Naondel by Maria Turtschaninoff
Series: The Red Abbey Chronicles #2
Publication: April 6th 2017 by Pushkin Press
Format: Hardback Pages: 480
‘In the opulent palace of Ohaddin, women have one purpose – to obey. Some were brought here as girls, captured and enslaved; some as servants; some as wives. All of them must do what the Master tells them, for he wields a deadly and secret power. But the women have powers too. One is a healer. One can control dreams. One is a warrior. One can see everything that is coming. In their golden prison, the women wait. They plan. They write down their stories. They dream of a refuge, a safe place where girls can be free. And, finally, when the moon glows red, they will have their revenge.’ – Goodreads
I read the first book in the Red Abbey Chronicles, Maresi, back in January and I fell in love with it. Naondel is the second book in the series and the story takes place before the events that occur in Maresi.
In Maresi, we were introduced to this wonderful Red Abbey that kept women from all walks of life safe; it was a sanctuary founded by a group of women a long time ago.
Well, in Naondel we’re told the story of that very group of women. The book is split up between the perspectives of each of those women before they ever came to know one another. We learn about the tragic events that led to the seven women uniting as one in Ohaddin, about what led to them needing to form a sanctuary in the first place. Naondel chronicles a history of horrific violence endured by these women, it was hard to read at times.
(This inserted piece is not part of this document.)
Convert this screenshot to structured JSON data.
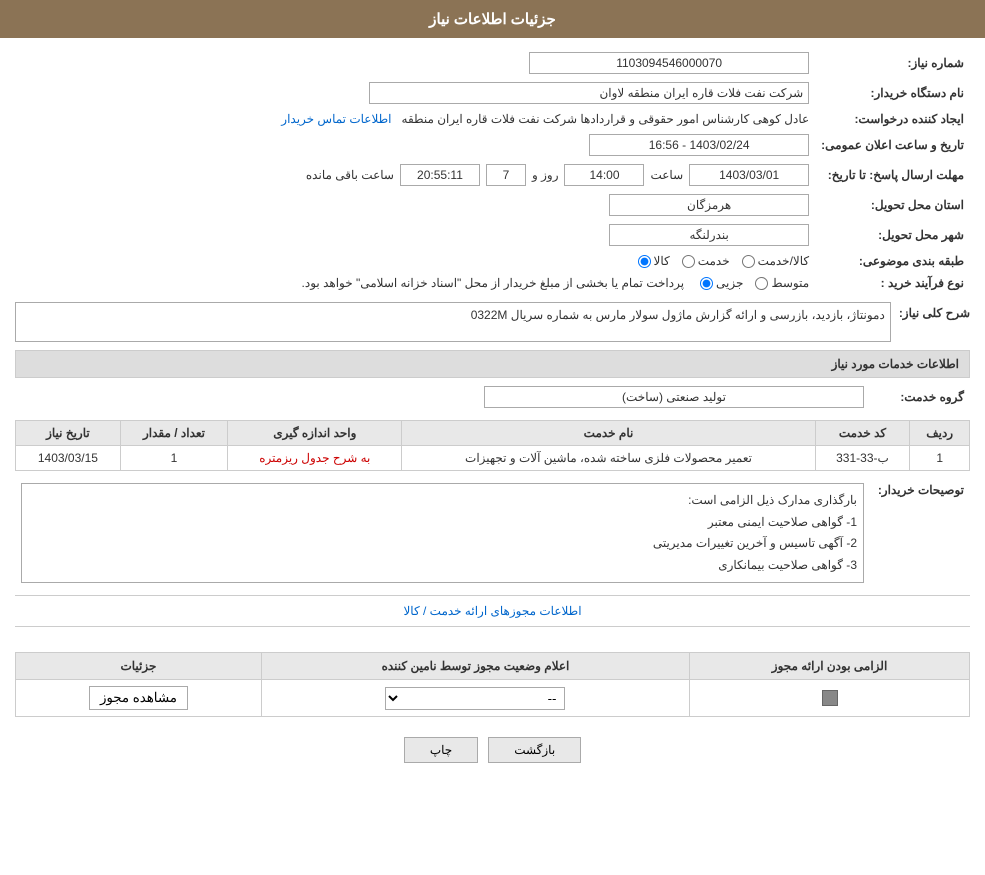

Much like Maresi, Turtschaninoff continued to demonstrate inner strength and solidarity amongst the women in Naondel. As mentioned before, the Red Abbey is a safe space for women, Naondel is the story that explains the need for a safe space. There’s no male hero in this book, it’s all about a group of women working together.
The confinement of Anji, the magical pool of water to which one of the women, Kabira, is guardian, juxtaposes with the imprisonment of the women in Ohaddin. I thought the connection the women had with nature was interesting, they were all in sync with nature and felt comforted by it. The women also expressed hurt and shock at places like Anji being boarded up or destroyed. I loved the way Turtshcaninoff described scenes, the writing was lovely, each scene was riddled with emotion.
I thought Iskan, the antagonist, let the book down. He was one-dimensional and predictable. Iskan’s power-hungry nature and his aggression aren’t explained and, at times, I felt it was put down to him simply being a man. Which I had a problem with. I thought it strange that the other men surrounding Iskan did not do anything to help the women, or to even display some remorse for them.
Naondel can be read as a standalone; you don’t need to have read Maresi to read this book. You can even read Naondel before you read Maresi. I was hoping the sequel to Maresi would be a continuation of her adventures, but I’m glad Naondel explained the origins of the Red Abbey as it gives the series a good foundation. I am interested in continuing this series because I do really enjoy reading Turtschaninoff’s work, and I love the way she portrays female relationships.
Trigger Warnings: domestic abuse, rape.